by Steven Ertelt
November 10, 2005
Washington, DC (LifeNews.com) — College-aged women tend to have the highest rate of abortions in the country and a new Congressional measure is intended to give them the financial and practical pregnant support necessary to help them avoid abortions.
This week, pro-life lawmakers introduced the Elizabeth Cady Stanton Pregnant and Parenting Students Act of 2005.
The measure would establish a pilot program to provide $10 million for 200 grants to encourage institutions of higher education to establish and operate a pregnant and parenting student services office. The office would serve pregnant and parenting students and help students who are considering adoption instead of abortion.
On many college campuses, student health insurance pays for abortions but won’t provide students with the support needed to carry a pregnancy to term. Most student health offices have staff that will gladly refer students to local abortion centers but won’t advice them of abortion alternatives.
Feminists for Life, a national organization that has long addressed the needs of women in the abortion debate, says this new bill changes that scenario.
“We are so pleased that we can share what we have learned from pregnant and parenting students through our efforts hosting FFL’s Pregnancy Resource Forums at top campuses across the country," says FFL President Serrin Foster.
"Today’s parents need creative solutions that challenge the status quo," Foster explained. Because of the bill, "more women, children and families will be better served.”
Senator Elizabeth Dole, a North Carolina Republican and the only pro-life woman in the Senate, and Rep. Melissa Hart, a Pennsylvania Republican, are the lead sponsors of the measure.
Research from the Alan Guttmacher Institute, the research arm of Planned Parenthood, points to the need for the legislation.
According to AGI, forty-five percent of women who have abortions are of college-age, 18-24 years old. Women with some college had a pregnancy rate that was lower than average, but still “had the highest abortion rate of any educational group.”
“The statistics support what pregnant and parenting students have been telling Feminists for Life for years-that they need more resources and support,” Foster said.
Among women who had abortions, 71% of 18-19 year olds and 58% of 20-24 year olds said having a child would interfere with their education or career.
“We need to listen," Foster said.
Colleges who participated in the grants authorized by the legislation would host an initial pregnancy forum to better understand how to help students.
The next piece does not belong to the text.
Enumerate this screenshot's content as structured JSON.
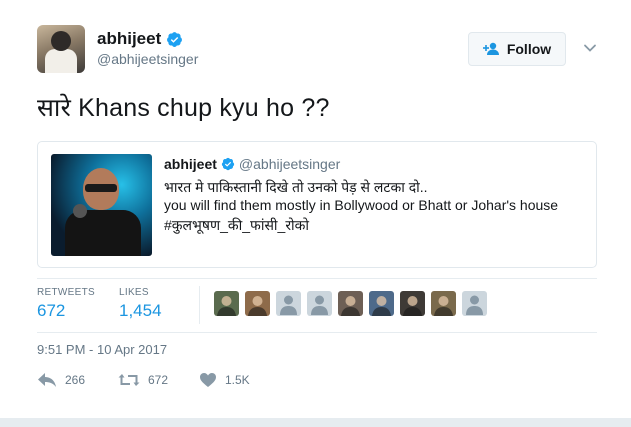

The forums would help set goals for improved services and access to services including housing, child care, maternity coverage and riders for additional family members in any student health care plan.
Related web sites:
Feminists for Life of America – https://www.feministsforlife.org